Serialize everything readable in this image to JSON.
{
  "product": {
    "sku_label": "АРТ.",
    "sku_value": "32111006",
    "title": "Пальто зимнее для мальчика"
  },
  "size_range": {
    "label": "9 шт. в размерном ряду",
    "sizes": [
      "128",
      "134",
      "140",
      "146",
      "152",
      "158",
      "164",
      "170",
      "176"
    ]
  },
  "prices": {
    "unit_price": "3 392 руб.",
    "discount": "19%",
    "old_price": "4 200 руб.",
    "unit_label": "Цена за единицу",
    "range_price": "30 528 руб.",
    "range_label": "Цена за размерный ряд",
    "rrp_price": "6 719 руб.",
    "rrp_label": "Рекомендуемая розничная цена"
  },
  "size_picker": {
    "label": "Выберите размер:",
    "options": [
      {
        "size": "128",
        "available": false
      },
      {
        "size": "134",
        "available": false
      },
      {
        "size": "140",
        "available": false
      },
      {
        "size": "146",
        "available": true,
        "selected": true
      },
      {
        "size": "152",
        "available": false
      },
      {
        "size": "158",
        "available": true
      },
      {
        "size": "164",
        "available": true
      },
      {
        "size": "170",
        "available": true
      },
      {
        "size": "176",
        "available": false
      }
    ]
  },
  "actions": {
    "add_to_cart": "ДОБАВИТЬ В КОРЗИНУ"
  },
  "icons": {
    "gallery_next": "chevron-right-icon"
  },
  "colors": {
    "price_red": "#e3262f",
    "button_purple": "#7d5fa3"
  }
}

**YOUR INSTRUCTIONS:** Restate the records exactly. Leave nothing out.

**RESPONSE:**
Serialize everything readable in this image to JSON.
{
  "product": {
    "sku_label": "АРТ.",
    "sku_value": "32111006",
    "title": "Пальто зимнее для мальчика"
  },
  "size_range": {
    "label": "9 шт. в размерном ряду",
    "sizes": [
      "128",
      "134",
      "140",
      "146",
      "152",
      "158",
      "164",
      "170",
      "176"
    ]
  },
  "prices": {
    "unit_price": "3 392 руб.",
    "discount": "19%",
    "old_price": "4 200 руб.",
    "unit_label": "Цена за единицу",
    "range_price": "30 528 руб.",
    "range_label": "Цена за размерный ряд",
    "rrp_price": "6 719 руб.",
    "rrp_label": "Рекомендуемая розничная цена"
  },
  "size_picker": {
    "label": "Выберите размер:",
    "options": [
      {
        "size": "128",
        "available": false
      },
      {
        "size": "134",
        "available": false
      },
      {
        "size": "140",
        "available": false
      },
      {
        "size": "146",
        "available": true,
        "selected": true
      },
      {
        "size": "152",
        "available": false
      },
      {
        "size": "158",
        "available": true
      },
      {
        "size": "164",
        "available": true
      },
      {
        "size": "170",
        "available": true
      },
      {
        "size": "176",
        "available": false
      }
    ]
  },
  "actions": {
    "add_to_cart": "ДОБАВИТЬ В КОРЗИНУ"
  },
  "icons": {
    "gallery_next": "chevron-right-icon"
  },
  "colors": {
    "price_red": "#e3262f",
    "button_purple": "#7d5fa3"
  }
}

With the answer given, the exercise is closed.